Through our health and the Law Cluster, we have started a partnership with the Ministry of Health, which began with an engagement on the efficacy and safety of the Vaccination process. We also sought enforcement of the right to affordable health in court.
ULS has also engaged the Ministry of Health on the lack of enforcement of the Tobacco control regulations.
The law often lags behind technology; how can Regulation adapt to protect consumers and encourage innovation in these new environments?
There is a need to have an all-purpose and consumer-centric regulation that is progressive in nature with provisions on minimum required standards and incentives to protect consumers and encourage innovation.

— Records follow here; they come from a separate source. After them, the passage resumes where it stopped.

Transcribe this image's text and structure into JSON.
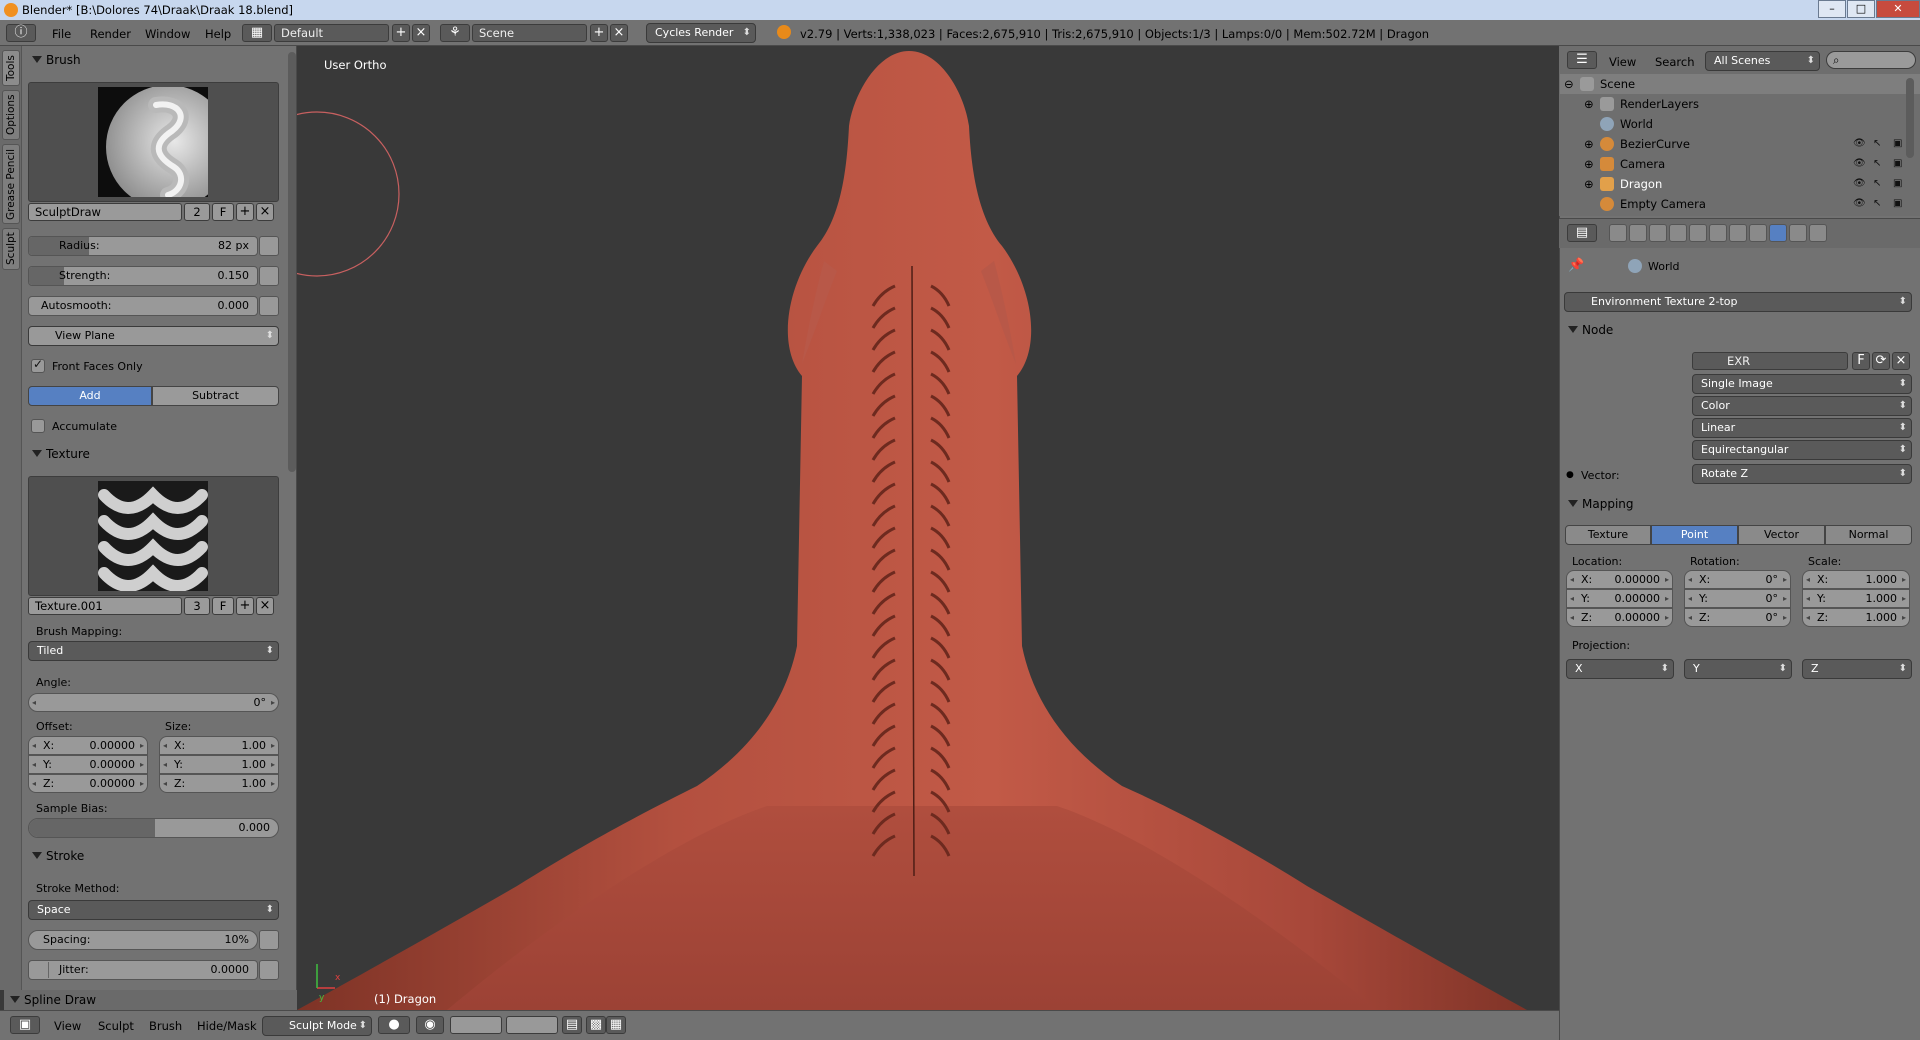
{
  "window": {
    "title": "Blender* [B:\\Dolores 74\\Draak\\Draak 18.blend]"
  },
  "topbar": {
    "menus": [
      "File",
      "Render",
      "Window",
      "Help"
    ],
    "layout": "Default",
    "scene": "Scene",
    "engine": "Cycles Render",
    "stats": "v2.79 | Verts:1,338,023 | Faces:2,675,910 | Tris:2,675,910 | Objects:1/3 | Lamps:0/0 | Mem:502.72M | Dragon"
  },
  "tabs": [
    "Tools",
    "Options",
    "Grease Pencil",
    "Sculpt"
  ],
  "brush": {
    "header": "Brush",
    "name": "SculptDraw",
    "users": "2",
    "fake": "F",
    "radius_label": "Radius:",
    "radius": "82 px",
    "strength_label": "Strength:",
    "strength": "0.150",
    "strength_frac": 0.15,
    "autosmooth_label": "Autosmooth:",
    "autosmooth": "0.000",
    "plane": "View Plane",
    "front_faces": "Front Faces Only",
    "add": "Add",
    "subtract": "Subtract",
    "accumulate": "Accumulate"
  },
  "texture": {
    "header": "Texture",
    "name": "Texture.001",
    "users": "3",
    "fake": "F",
    "mapping_label": "Brush Mapping:",
    "mapping": "Tiled",
    "angle_label": "Angle:",
    "angle": "0°",
    "offset_label": "Offset:",
    "size_label": "Size:",
    "offset": {
      "x": "0.00000",
      "y": "0.00000",
      "z": "0.00000"
    },
    "size": {
      "x": "1.00",
      "y": "1.00",
      "z": "1.00"
    },
    "bias_label": "Sample Bias:",
    "bias": "0.000",
    "bias_frac": 0.5
  },
  "stroke": {
    "header": "Stroke",
    "method_label": "Stroke Method:",
    "method": "Space",
    "spacing_label": "Spacing:",
    "spacing": "10%",
    "jitter_label": "Jitter:",
    "jitter": "0.0000"
  },
  "spline": {
    "header": "Spline Draw"
  },
  "viewport": {
    "view_name": "User Ortho",
    "object_label": "(1) Dragon"
  },
  "bottombar": {
    "menus": [
      "View",
      "Sculpt",
      "Brush",
      "Hide/Mask"
    ],
    "mode": "Sculpt Mode"
  },
  "outliner": {
    "view": "View",
    "search": "Search",
    "filter": "All Scenes",
    "rows": [
      "Scene",
      "RenderLayers",
      "World",
      "BezierCurve",
      "Camera",
      "Dragon",
      "Empty Camera"
    ]
  },
  "properties": {
    "context": "World",
    "texture_node": "Environment Texture 2-top",
    "node_header": "Node",
    "image": "EXR",
    "image_fake": "F",
    "source": "Single Image",
    "color": "Color",
    "interp": "Linear",
    "projection_type": "Equirectangular",
    "vector_label": "Vector:",
    "vector": "Rotate Z",
    "mapping_header": "Mapping",
    "mapping_tabs": [
      "Texture",
      "Point",
      "Vector",
      "Normal"
    ],
    "location_label": "Location:",
    "rotation_label": "Rotation:",
    "scale_label": "Scale:",
    "location": {
      "x": "0.00000",
      "y": "0.00000",
      "z": "0.00000"
    },
    "rotation": {
      "x": "0°",
      "y": "0°",
      "z": "0°"
    },
    "scale": {
      "x": "1.000",
      "y": "1.000",
      "z": "1.000"
    },
    "projection_label": "Projection:",
    "proj": [
      "X",
      "Y",
      "Z"
    ]
  },
  "colors": {
    "active_blue": "#5680c2",
    "dragon": "#b5503f",
    "bg": "#393939",
    "panel": "#727272"
  }
}
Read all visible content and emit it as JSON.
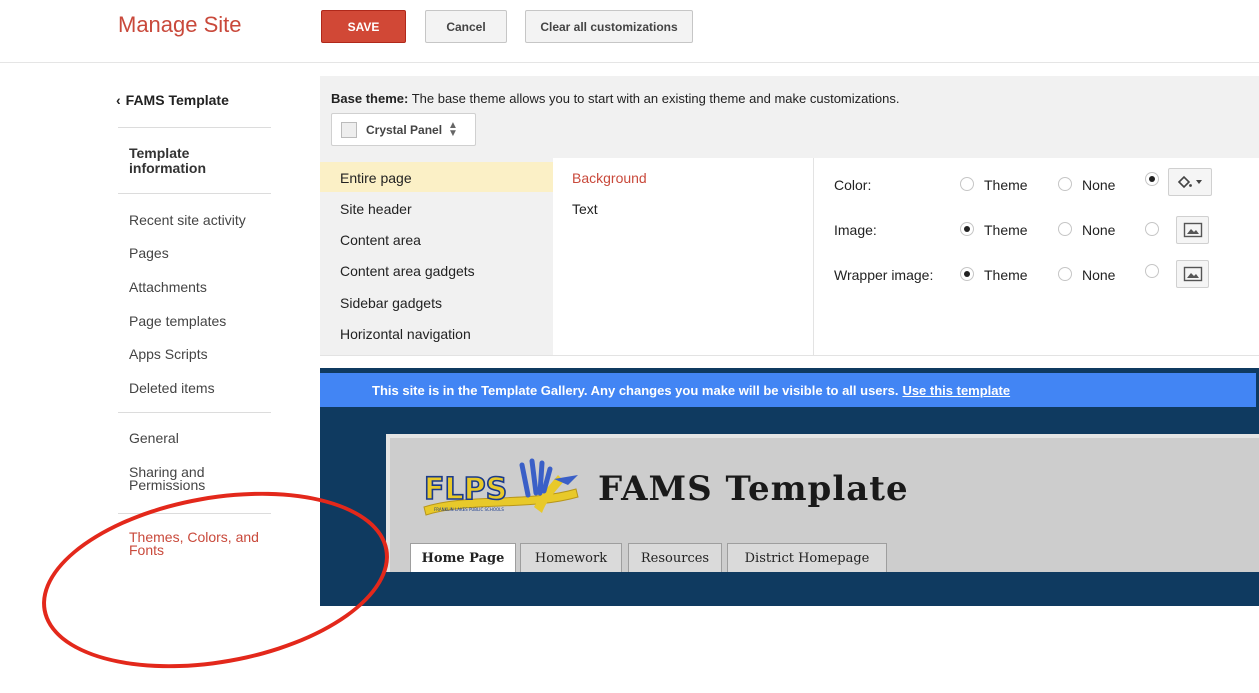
{
  "header": {
    "title": "Manage Site",
    "save_label": "SAVE",
    "cancel_label": "Cancel",
    "clear_label": "Clear all customizations"
  },
  "sidebar": {
    "back_label": "FAMS Template",
    "template_info": "Template information",
    "items": [
      "Recent site activity",
      "Pages",
      "Attachments",
      "Page templates",
      "Apps Scripts",
      "Deleted items"
    ],
    "general": "General",
    "sharing": "Sharing and Permissions",
    "themes": "Themes, Colors, and Fonts"
  },
  "theme": {
    "base_label": "Base theme:",
    "base_desc": "The base theme allows you to start with an existing theme and make customizations.",
    "selected": "Crystal Panel"
  },
  "sections": [
    "Entire page",
    "Site header",
    "Content area",
    "Content area gadgets",
    "Sidebar gadgets",
    "Horizontal navigation"
  ],
  "subsections": [
    "Background",
    "Text"
  ],
  "properties": {
    "color_label": "Color:",
    "image_label": "Image:",
    "wrapper_label": "Wrapper image:",
    "theme_option": "Theme",
    "none_option": "None",
    "selected": {
      "color": "custom",
      "image": "theme",
      "wrapper": "theme"
    }
  },
  "preview": {
    "banner_text": "This site is in the Template Gallery. Any changes you make will be visible to all users.",
    "banner_link": "Use this template",
    "site_title": "FAMS Template",
    "logo_text": "FLPS",
    "logo_subtext": "FRANKLIN LAKES PUBLIC SCHOOLS",
    "tabs": [
      "Home Page",
      "Homework",
      "Resources",
      "District Homepage"
    ]
  },
  "colors": {
    "accent_red": "#c9493b",
    "save_red": "#d14836",
    "banner_blue": "#4285f4",
    "preview_navy": "#0f3a60",
    "annotation_red": "#e3281b"
  }
}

Collaborative and consultative regulation can protect consumers and encourage innovation through the involvement of the public in the development of legal instruments. For example, the Uganda National Bureau of Standards (UNBS) involves civil society, academia, and other stakeholders to participate in technical committees that develop standards for goods/products coming into Uganda.
How is the ULS improving the capacity of its members on consumer protection?
Objective 1 of the ULS strategic objectives is to be valuable to Members’ Professional and Business Development. As the ULS, we engage our membership in Continuous Legal Education (CLE) training regarding various law disciplines old and emerging. If a cross-cutting consumer protection regime comes into force, as the ULS, we shall be more than willing to improve the capacity of our members to match up to the new development as we have done before.
Through our partnerships with stakeholders, we develop manuals to guide litigators, policymakers, and legislators in dealing with consumer protection issues.
For more accessible consumer tips, tools and resources, get in touch with us via email at firstname.lastname@example.org, toll-free on 0800222777 or Twitter @ConsumerUCC.